> _Try it_: Text only, exactly as given: reproduce the entries below without their pictures.

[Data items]

********

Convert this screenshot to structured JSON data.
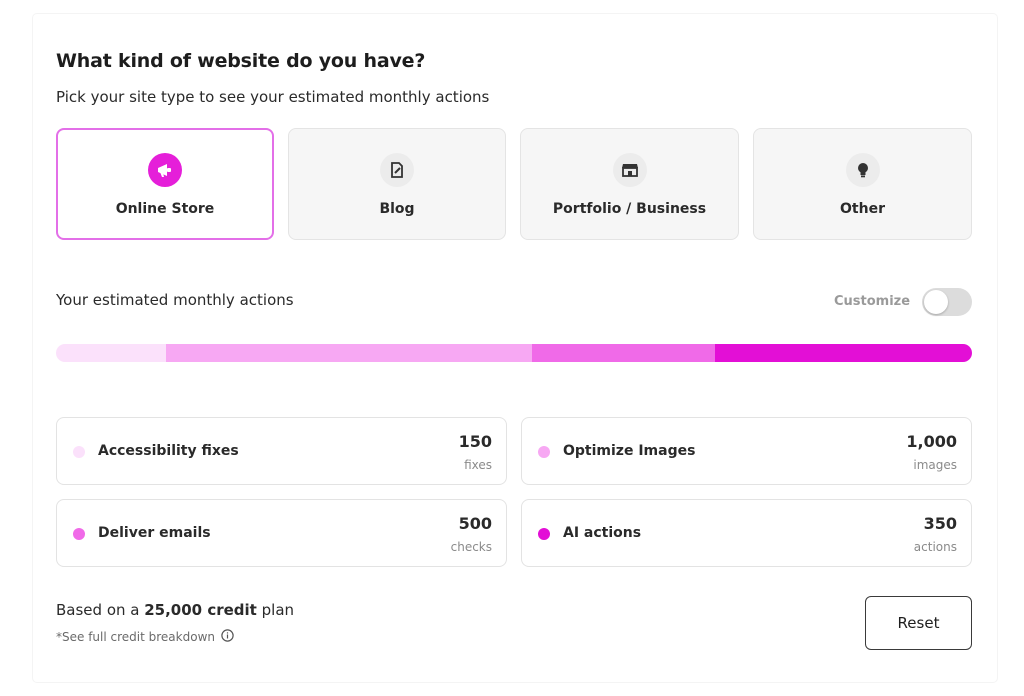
{
  "header": {
    "title": "What kind of website do you have?",
    "subtitle": "Pick your site type to see your estimated monthly actions"
  },
  "site_types": [
    {
      "label": "Online Store",
      "icon": "megaphone-icon",
      "selected": true
    },
    {
      "label": "Blog",
      "icon": "document-edit-icon",
      "selected": false
    },
    {
      "label": "Portfolio / Business",
      "icon": "storefront-icon",
      "selected": false
    },
    {
      "label": "Other",
      "icon": "lightbulb-icon",
      "selected": false
    }
  ],
  "estimate": {
    "label": "Your estimated monthly actions",
    "customize_label": "Customize",
    "customize_on": false
  },
  "usage_bar": {
    "segments": [
      {
        "metric": "Accessibility fixes",
        "fraction": 0.12,
        "color": "#fbe1fb"
      },
      {
        "metric": "Optimize Images",
        "fraction": 0.4,
        "color": "#f7a8f3"
      },
      {
        "metric": "Deliver emails",
        "fraction": 0.2,
        "color": "#f06ae8"
      },
      {
        "metric": "AI actions",
        "fraction": 0.28,
        "color": "#e30fd6"
      }
    ]
  },
  "metrics": [
    {
      "name": "Accessibility fixes",
      "value": "150",
      "unit": "fixes",
      "color": "#fbe1fb"
    },
    {
      "name": "Optimize Images",
      "value": "1,000",
      "unit": "images",
      "color": "#f7a8f3"
    },
    {
      "name": "Deliver emails",
      "value": "500",
      "unit": "checks",
      "color": "#f06ae8"
    },
    {
      "name": "AI actions",
      "value": "350",
      "unit": "actions",
      "color": "#e30fd6"
    }
  ],
  "footer": {
    "plan_prefix": "Based on a ",
    "plan_amount": "25,000 credit",
    "plan_suffix": " plan",
    "breakdown_link": "*See full credit breakdown",
    "reset_label": "Reset"
  },
  "colors": {
    "accent": "#e51fd9",
    "selected_border": "#e36fe8"
  }
}
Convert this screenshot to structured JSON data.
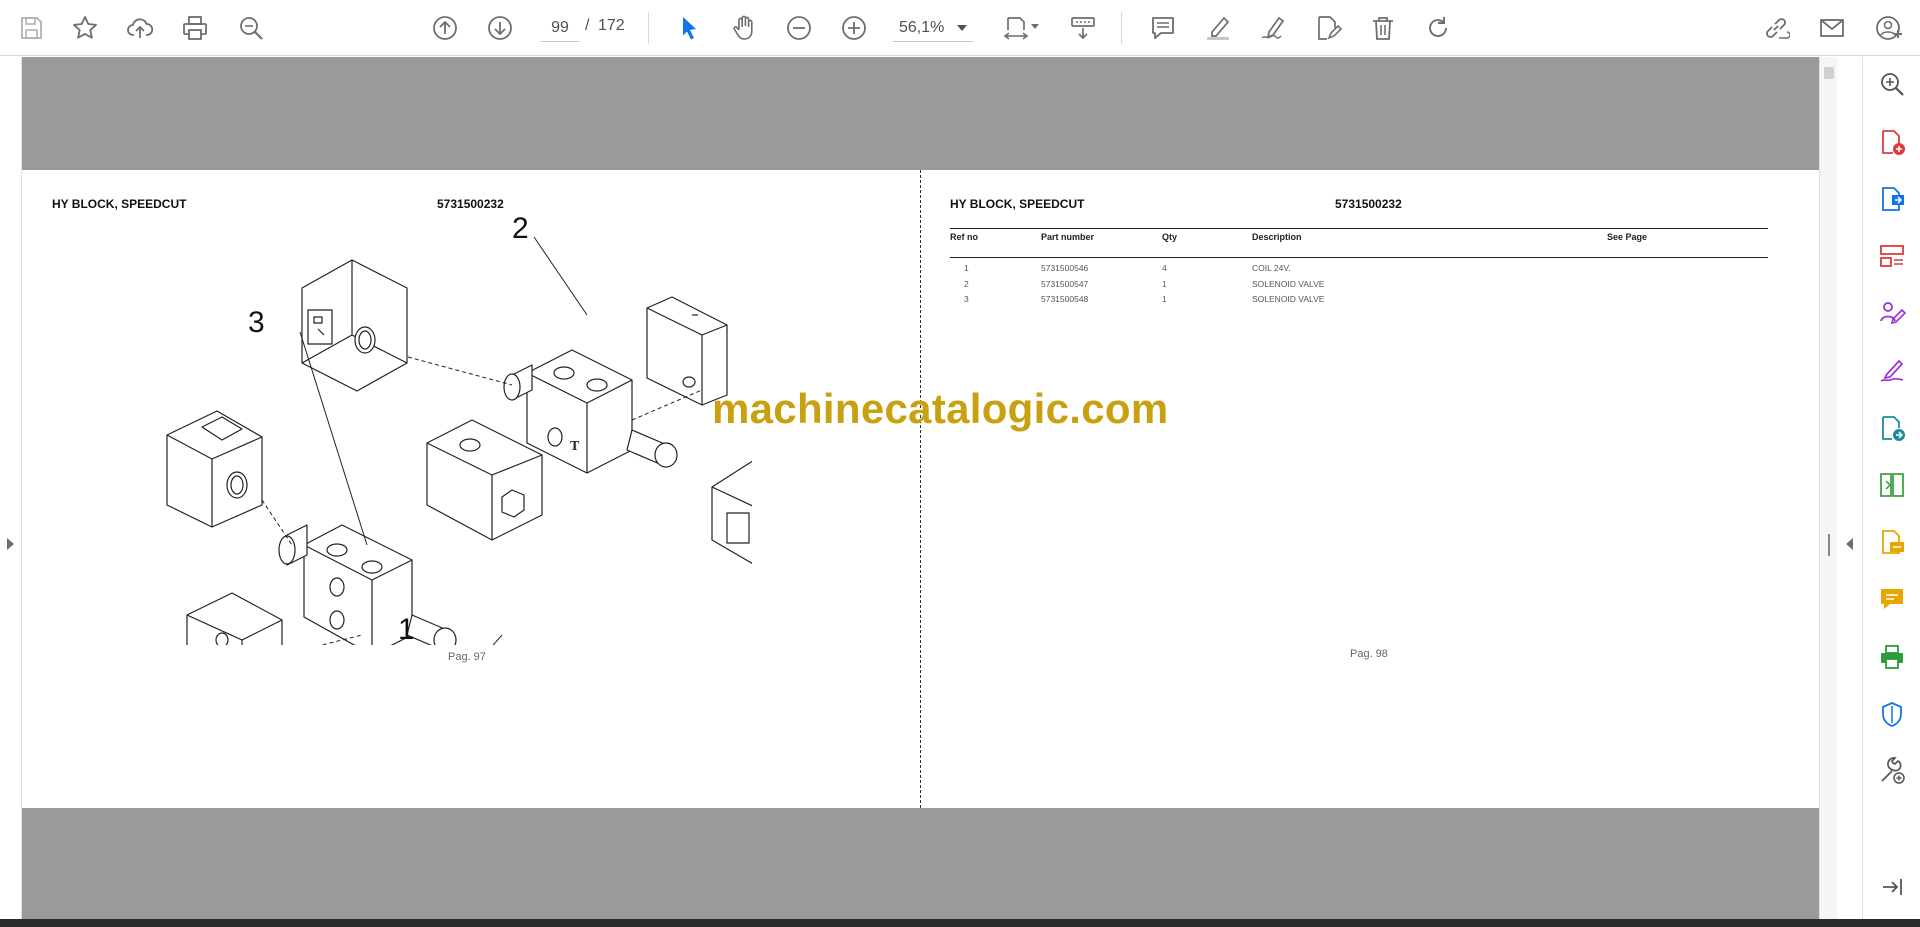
{
  "toolbar": {
    "current_page": "99",
    "page_separator": "/",
    "total_pages": "172",
    "zoom": "56,1%"
  },
  "colors": {
    "accent": "#1473e6",
    "viewport_bg": "#9a9a9a",
    "watermark": "#c8a010"
  },
  "icons": {
    "toolbar": [
      "save-icon",
      "star-icon",
      "cloud-upload-icon",
      "print-icon",
      "zoom-search-icon",
      "page-up-icon",
      "page-down-icon",
      "select-cursor-icon",
      "hand-icon",
      "zoom-out-icon",
      "zoom-in-icon",
      "fit-page-icon",
      "scroll-mode-icon",
      "comment-icon",
      "highlight-icon",
      "sign-icon",
      "edit-document-icon",
      "delete-icon",
      "rotate-icon",
      "share-link-icon",
      "email-icon",
      "account-icon"
    ],
    "tools": [
      "zoom-tool-icon",
      "create-pdf-icon",
      "export-pdf-icon",
      "organize-pages-icon",
      "request-signatures-icon",
      "fill-sign-icon",
      "send-review-icon",
      "compare-files-icon",
      "export-file-icon",
      "comment-tool-icon",
      "print-production-icon",
      "protect-icon",
      "more-tools-icon",
      "collapse-panel-icon"
    ]
  },
  "left_page": {
    "title": "HY BLOCK, SPEEDCUT",
    "part_no": "5731500232",
    "callouts": [
      "1",
      "2",
      "3"
    ],
    "footer": "Pag. 97"
  },
  "right_page": {
    "title": "HY BLOCK, SPEEDCUT",
    "part_no": "5731500232",
    "footer": "Pag. 98",
    "table": {
      "headers": [
        "Ref no",
        "Part number",
        "Qty",
        "Description",
        "See Page"
      ],
      "rows": [
        [
          "1",
          "5731500546",
          "4",
          "COIL 24V.",
          ""
        ],
        [
          "2",
          "5731500547",
          "1",
          "SOLENOID VALVE",
          ""
        ],
        [
          "3",
          "5731500548",
          "1",
          "SOLENOID VALVE",
          ""
        ]
      ]
    }
  },
  "watermark": "machinecatalogic.com"
}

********

> _Finished task_:
Convert this screenshot to structured JSON data.
{
  "header": {
    "title": "What kind of website do you have?",
    "subtitle": "Pick your site type to see your estimated monthly actions"
  },
  "site_types": [
    {
      "label": "Online Store",
      "icon": "megaphone-icon",
      "selected": true
    },
    {
      "label": "Blog",
      "icon": "document-edit-icon",
      "selected": false
    },
    {
      "label": "Portfolio / Business",
      "icon": "storefront-icon",
      "selected": false
    },
    {
      "label": "Other",
      "icon": "lightbulb-icon",
      "selected": false
    }
  ],
  "estimate": {
    "label": "Your estimated monthly actions",
    "customize_label": "Customize",
    "customize_on": false
  },
  "usage_bar": {
    "segments": [
      {
        "metric": "Accessibility fixes",
        "fraction": 0.12,
        "color": "#fbe1fb"
      },
      {
        "metric": "Optimize Images",
        "fraction": 0.4,
        "color": "#f7a8f3"
      },
      {
        "metric": "Deliver emails",
        "fraction": 0.2,
        "color": "#f06ae8"
      },
      {
        "metric": "AI actions",
        "fraction": 0.28,
        "color": "#e30fd6"
      }
    ]
  },
  "metrics": [
    {
      "name": "Accessibility fixes",
      "value": "150",
      "unit": "fixes",
      "color": "#fbe1fb"
    },
    {
      "name": "Optimize Images",
      "value": "1,000",
      "unit": "images",
      "color": "#f7a8f3"
    },
    {
      "name": "Deliver emails",
      "value": "500",
      "unit": "checks",
      "color": "#f06ae8"
    },
    {
      "name": "AI actions",
      "value": "350",
      "unit": "actions",
      "color": "#e30fd6"
    }
  ],
  "footer": {
    "plan_prefix": "Based on a ",
    "plan_amount": "25,000 credit",
    "plan_suffix": " plan",
    "breakdown_link": "*See full credit breakdown",
    "reset_label": "Reset"
  },
  "colors": {
    "accent": "#e51fd9",
    "selected_border": "#e36fe8"
  }
}
Convert this screenshot to structured JSON data.
{
  "toolbar": {
    "current_page": "99",
    "page_separator": "/",
    "total_pages": "172",
    "zoom": "56,1%"
  },
  "colors": {
    "accent": "#1473e6",
    "viewport_bg": "#9a9a9a",
    "watermark": "#c8a010"
  },
  "icons": {
    "toolbar": [
      "save-icon",
      "star-icon",
      "cloud-upload-icon",
      "print-icon",
      "zoom-search-icon",
      "page-up-icon",
      "page-down-icon",
      "select-cursor-icon",
      "hand-icon",
      "zoom-out-icon",
      "zoom-in-icon",
      "fit-page-icon",
      "scroll-mode-icon",
      "comment-icon",
      "highlight-icon",
      "sign-icon",
      "edit-document-icon",
      "delete-icon",
      "rotate-icon",
      "share-link-icon",
      "email-icon",
      "account-icon"
    ],
    "tools": [
      "zoom-tool-icon",
      "create-pdf-icon",
      "export-pdf-icon",
      "organize-pages-icon",
      "request-signatures-icon",
      "fill-sign-icon",
      "send-review-icon",
      "compare-files-icon",
      "export-file-icon",
      "comment-tool-icon",
      "print-production-icon",
      "protect-icon",
      "more-tools-icon",
      "collapse-panel-icon"
    ]
  },
  "left_page": {
    "title": "HY BLOCK, SPEEDCUT",
    "part_no": "5731500232",
    "callouts": [
      "1",
      "2",
      "3"
    ],
    "footer": "Pag. 97"
  },
  "right_page": {
    "title": "HY BLOCK, SPEEDCUT",
    "part_no": "5731500232",
    "footer": "Pag. 98",
    "table": {
      "headers": [
        "Ref no",
        "Part number",
        "Qty",
        "Description",
        "See Page"
      ],
      "rows": [
        [
          "1",
          "5731500546",
          "4",
          "COIL 24V.",
          ""
        ],
        [
          "2",
          "5731500547",
          "1",
          "SOLENOID VALVE",
          ""
        ],
        [
          "3",
          "5731500548",
          "1",
          "SOLENOID VALVE",
          ""
        ]
      ]
    }
  },
  "watermark": "machinecatalogic.com"
}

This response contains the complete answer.